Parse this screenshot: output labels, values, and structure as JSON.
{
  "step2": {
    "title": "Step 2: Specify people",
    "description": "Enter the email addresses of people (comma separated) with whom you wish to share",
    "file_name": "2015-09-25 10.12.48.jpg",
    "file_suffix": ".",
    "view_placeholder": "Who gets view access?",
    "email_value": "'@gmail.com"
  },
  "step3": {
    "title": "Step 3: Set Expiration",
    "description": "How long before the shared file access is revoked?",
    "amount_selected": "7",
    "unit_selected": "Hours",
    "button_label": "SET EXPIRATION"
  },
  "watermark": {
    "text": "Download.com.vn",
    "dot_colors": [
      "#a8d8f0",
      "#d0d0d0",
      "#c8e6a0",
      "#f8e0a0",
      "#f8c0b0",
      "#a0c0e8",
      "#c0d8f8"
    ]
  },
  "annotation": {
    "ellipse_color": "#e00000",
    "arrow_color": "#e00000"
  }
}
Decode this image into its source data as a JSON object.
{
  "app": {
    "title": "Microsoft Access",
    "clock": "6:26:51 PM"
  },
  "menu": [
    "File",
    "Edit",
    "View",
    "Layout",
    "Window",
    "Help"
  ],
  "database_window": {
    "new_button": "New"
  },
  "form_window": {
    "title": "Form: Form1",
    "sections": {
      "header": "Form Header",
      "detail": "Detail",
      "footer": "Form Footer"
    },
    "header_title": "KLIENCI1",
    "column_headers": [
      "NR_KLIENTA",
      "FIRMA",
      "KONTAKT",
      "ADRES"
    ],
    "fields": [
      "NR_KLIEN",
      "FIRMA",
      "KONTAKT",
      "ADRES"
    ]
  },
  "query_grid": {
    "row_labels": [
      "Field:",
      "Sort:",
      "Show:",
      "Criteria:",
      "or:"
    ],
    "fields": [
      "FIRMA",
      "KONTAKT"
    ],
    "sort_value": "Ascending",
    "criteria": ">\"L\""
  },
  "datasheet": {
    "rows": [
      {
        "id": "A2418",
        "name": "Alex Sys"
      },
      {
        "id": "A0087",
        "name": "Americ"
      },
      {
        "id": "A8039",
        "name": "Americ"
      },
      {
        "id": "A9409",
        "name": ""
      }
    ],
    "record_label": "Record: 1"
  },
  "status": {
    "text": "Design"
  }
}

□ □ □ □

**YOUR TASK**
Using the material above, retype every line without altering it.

**TASK ANSWER**
Parse this screenshot: output labels, values, and structure as JSON.
{
  "step2": {
    "title": "Step 2: Specify people",
    "description": "Enter the email addresses of people (comma separated) with whom you wish to share",
    "file_name": "2015-09-25 10.12.48.jpg",
    "file_suffix": ".",
    "view_placeholder": "Who gets view access?",
    "email_value": "'@gmail.com"
  },
  "step3": {
    "title": "Step 3: Set Expiration",
    "description": "How long before the shared file access is revoked?",
    "amount_selected": "7",
    "unit_selected": "Hours",
    "button_label": "SET EXPIRATION"
  },
  "watermark": {
    "text": "Download.com.vn",
    "dot_colors": [
      "#a8d8f0",
      "#d0d0d0",
      "#c8e6a0",
      "#f8e0a0",
      "#f8c0b0",
      "#a0c0e8",
      "#c0d8f8"
    ]
  },
  "annotation": {
    "ellipse_color": "#e00000",
    "arrow_color": "#e00000"
  }
}
Decode this image into its source data as a JSON object.
{
  "app": {
    "title": "Microsoft Access",
    "clock": "6:26:51 PM"
  },
  "menu": [
    "File",
    "Edit",
    "View",
    "Layout",
    "Window",
    "Help"
  ],
  "database_window": {
    "new_button": "New"
  },
  "form_window": {
    "title": "Form: Form1",
    "sections": {
      "header": "Form Header",
      "detail": "Detail",
      "footer": "Form Footer"
    },
    "header_title": "KLIENCI1",
    "column_headers": [
      "NR_KLIENTA",
      "FIRMA",
      "KONTAKT",
      "ADRES"
    ],
    "fields": [
      "NR_KLIEN",
      "FIRMA",
      "KONTAKT",
      "ADRES"
    ]
  },
  "query_grid": {
    "row_labels": [
      "Field:",
      "Sort:",
      "Show:",
      "Criteria:",
      "or:"
    ],
    "fields": [
      "FIRMA",
      "KONTAKT"
    ],
    "sort_value": "Ascending",
    "criteria": ">\"L\""
  },
  "datasheet": {
    "rows": [
      {
        "id": "A2418",
        "name": "Alex Sys"
      },
      {
        "id": "A0087",
        "name": "Americ"
      },
      {
        "id": "A8039",
        "name": "Americ"
      },
      {
        "id": "A9409",
        "name": ""
      }
    ],
    "record_label": "Record: 1"
  },
  "status": {
    "text": "Design"
  }
}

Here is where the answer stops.